Goal of the exercise
Each entry must appear again exactly as it does in the source.

Material for this task
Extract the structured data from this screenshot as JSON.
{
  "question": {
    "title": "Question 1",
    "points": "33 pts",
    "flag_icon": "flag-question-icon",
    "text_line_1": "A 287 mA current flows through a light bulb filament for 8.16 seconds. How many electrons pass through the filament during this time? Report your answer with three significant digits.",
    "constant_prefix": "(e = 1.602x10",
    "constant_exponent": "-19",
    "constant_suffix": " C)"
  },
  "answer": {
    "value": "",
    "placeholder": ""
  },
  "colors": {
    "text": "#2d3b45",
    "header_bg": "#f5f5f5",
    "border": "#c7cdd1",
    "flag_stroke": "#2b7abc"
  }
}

Expected output
Extract the structured data from this screenshot as JSON.
{
  "question": {
    "title": "Question 1",
    "points": "33 pts",
    "flag_icon": "flag-question-icon",
    "text_line_1": "A 287 mA current flows through a light bulb filament for 8.16 seconds. How many electrons pass through the filament during this time? Report your answer with three significant digits.",
    "constant_prefix": "(e = 1.602x10",
    "constant_exponent": "-19",
    "constant_suffix": " C)"
  },
  "answer": {
    "value": "",
    "placeholder": ""
  },
  "colors": {
    "text": "#2d3b45",
    "header_bg": "#f5f5f5",
    "border": "#c7cdd1",
    "flag_stroke": "#2b7abc"
  }
}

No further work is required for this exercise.